From the author of Room, 2010’s literary sensation, comes a tale of murder and intrigue set in San Francisco, 1876. Our heroine, Blanche, is a former Parisian circus girl, now working in Chinatown’s House of Mirrors as an exotic dancer – and occasional prostitute. The novel opens with the shotgun murder of Blanche’s close friend, and cross-dresser, Jenny Bonnet. Blanche finds herself left with no money, nowhere to live, no baby, and no friends to turn to. Slowly, a sophisticated “whodunit” plot unravels and secrets come to light against the backdrop of a stifling heatwave, and a smallpox epidemic.
For historical fiction to truly work, the reader needs to be completely transported to a different era, and the author needs to paint a believable portrayal of that period on the pages. Emma Donoghue does this masterfully.

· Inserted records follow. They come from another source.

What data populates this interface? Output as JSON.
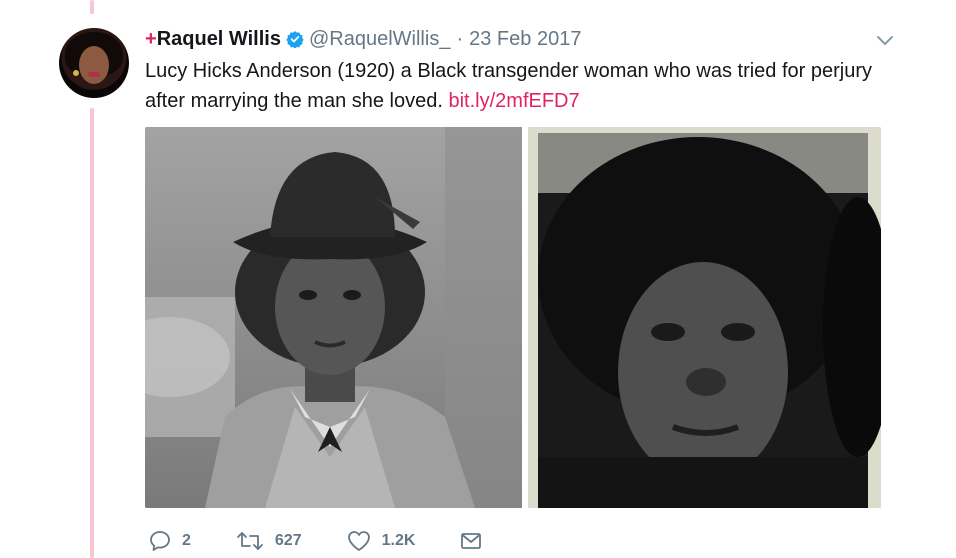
{
  "tweet": {
    "author_prefix": "+",
    "author_name": "Raquel Willis",
    "handle": "@RaquelWillis_",
    "separator": "·",
    "date": "23 Feb 2017",
    "text": "Lucy Hicks Anderson (1920) a Black transgender woman who was tried for perjury after marrying the man she loved.",
    "link": "bit.ly/2mfEFD7"
  },
  "actions": {
    "replies": "2",
    "retweets": "627",
    "likes": "1.2K"
  },
  "colors": {
    "accent": "#e0245e",
    "verified": "#1da1f2",
    "muted": "#657786",
    "thread_line": "#f7c6d4"
  },
  "icons": [
    "verified-badge-icon",
    "chevron-down-icon",
    "reply-icon",
    "retweet-icon",
    "like-icon",
    "direct-message-icon"
  ]
}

As I read Frog Music, I could feel the sticky sweat on my skin, my hair clinging to my forehead, and the thickness of the heat overwhelming me, and I could smell the desperation and the disease lurking in the air around me. I was right there in the underbelly of this nineteenth century San Francisco, thanks to Donoghue adept ability to trigger all my senses with her descriptions…the atmosphere she creates.
This is a book inspired by true events: based on a murder that happened in San Francisco in 1896 during a heatwave and smallpox epidemic. Even the central characters are based on real people. Seamlessly marrying fact and fiction, this is an exploration of motherhood, love, sex, freedom and independence. It is a dynamic story that moves forward and back through time, while also bringing the reader to moments of utter stillness. It is wholly foreign in parts, and yet entirely familiar in others. Frog Music is something quite unique.